Self-renewal of pluripotent embryonic stem cells is mediated via activation of STAT3
Smith, Austin G
The propagation of embryonic stem (ES) cells in an undifferentiated pluripotent state is dependent on leukemia inhibitory factor (LIF) or related cytokines. These factors act through receptor complexes containing the signal transducer gp130. The downstream mechanisms that lead to ES cell self-renewal have not been delineated, however. In this study, chimeric receptors were introduced into ES cells. Biochemical and functional studies of transfected cells demonstrated a requirement for engagement and activation of the latent trancription factor STAT3. Detailed mutational analyses unexpectedly revealed that the four STAT3 docking sites in gp130 are not functionally equivalent. The role of STAT3 was then investigated using the dominant interfering mutant, STAT3F. ES cells that expressed this molecule constitutively could not be isolated. An episomal supertransfection strategy was therefore used to enable the consequences of STAT3F expression to be examined. In addition, an inducible STAT3F transgene was generated. In both cases, expression of STAT3F in ES cells growing in the presence of LIF specifically abrogated self-renewal and promoted differentiation. These complementary approaches establish that STAT3 plays a central role in the maintenance of the pluripotential stem cell phenotype. This contrasts with the involvement of STAT3 in the induction of differentiation in somatic cell types. Cell type-specific interpretation of STAT3 activation thus appears to be pivotal to the diverse developmental effects of the LIF family of cytokines.
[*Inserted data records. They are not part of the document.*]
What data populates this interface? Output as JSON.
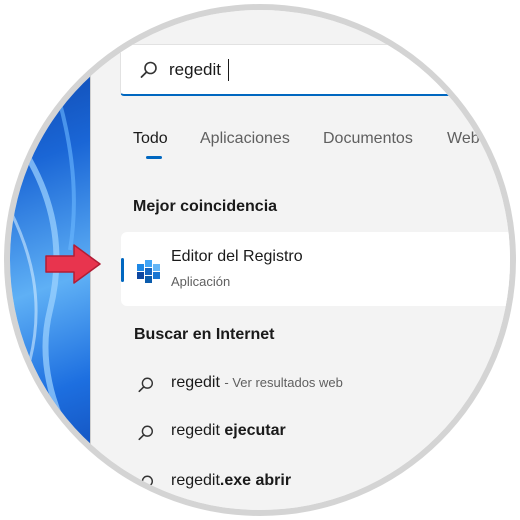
{
  "search": {
    "value": "regedit"
  },
  "tabs": [
    {
      "label": "Todo"
    },
    {
      "label": "Aplicaciones"
    },
    {
      "label": "Documentos"
    },
    {
      "label": "Web"
    }
  ],
  "best_match": {
    "title": "Mejor coincidencia",
    "app_name": "Editor del Registro",
    "app_type": "Aplicación",
    "icon": "registry-editor-icon"
  },
  "web_search": {
    "title": "Buscar en Internet",
    "items": [
      {
        "term": "regedit",
        "suffix": "- Ver resultados web"
      },
      {
        "term": "regedit",
        "suffix": "ejecutar"
      },
      {
        "term": "regedit",
        "suffix": ".exe abrir"
      }
    ]
  },
  "colors": {
    "accent": "#0067c0",
    "pointer_arrow": "#e8344e",
    "panel_bg": "#f3f3f3"
  }
}
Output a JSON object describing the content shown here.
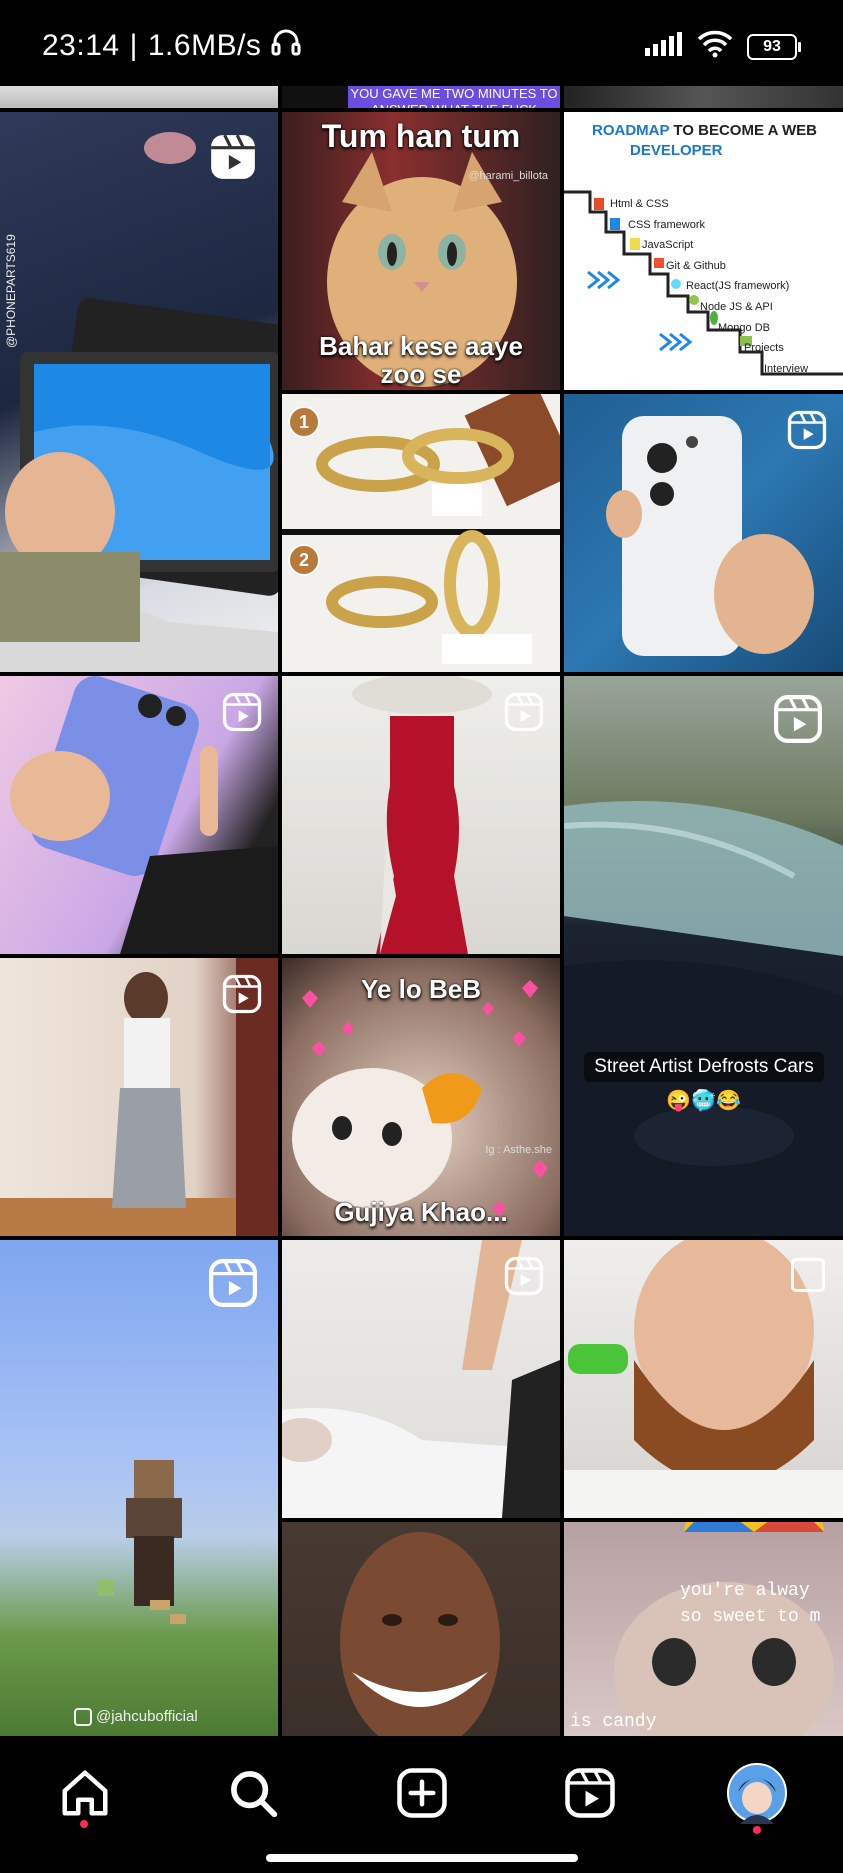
{
  "status_bar": {
    "time": "23:14",
    "separator": "|",
    "net_speed": "1.6MB/s",
    "battery": "93"
  },
  "banner": {
    "text": "YOU GAVE ME TWO MINUTES TO ANSWER WHAT THE FUCK"
  },
  "tiles": {
    "tablet": {
      "label": "@PHONEPARTS619"
    },
    "cat_meme": {
      "top": "Tum han tum",
      "bottom": "Bahar kese aaye zoo se",
      "credit": "@harami_billota"
    },
    "roadmap": {
      "title_a": "ROADMAP",
      "title_b": "TO BECOME A WEB",
      "title_c": "DEVELOPER",
      "steps": [
        "Html & CSS",
        "CSS framework",
        "JavaScript",
        "Git & Github",
        "React(JS framework)",
        "Node JS & API",
        "Mongo DB",
        "Projects",
        "Interview"
      ]
    },
    "rings": {
      "badge1": "1",
      "badge2": "2"
    },
    "frost": {
      "caption": "Street Artist Defrosts Cars",
      "emojis": "😜🥶😂"
    },
    "cat_gujiya": {
      "top": "Ye lo BeB",
      "bottom": "Gujiya Khao...",
      "credit": "Ig : Asthe.she"
    },
    "minecraft": {
      "handle": "@jahcubofficial"
    },
    "cat_sweet": {
      "line1": "you're alway",
      "line2": "so sweet to m",
      "line3": "is candy"
    }
  },
  "nav": {
    "items": [
      "home-icon",
      "search-icon",
      "create-icon",
      "reels-icon",
      "profile-avatar"
    ]
  },
  "colors": {
    "accent": "#ff2d55",
    "banner_bg": "#6a4ee0"
  }
}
Identification of STAT3 as a key transcriptional determinant of ES cell self-renewal represents a first step in the molecular characterization of pluripotency.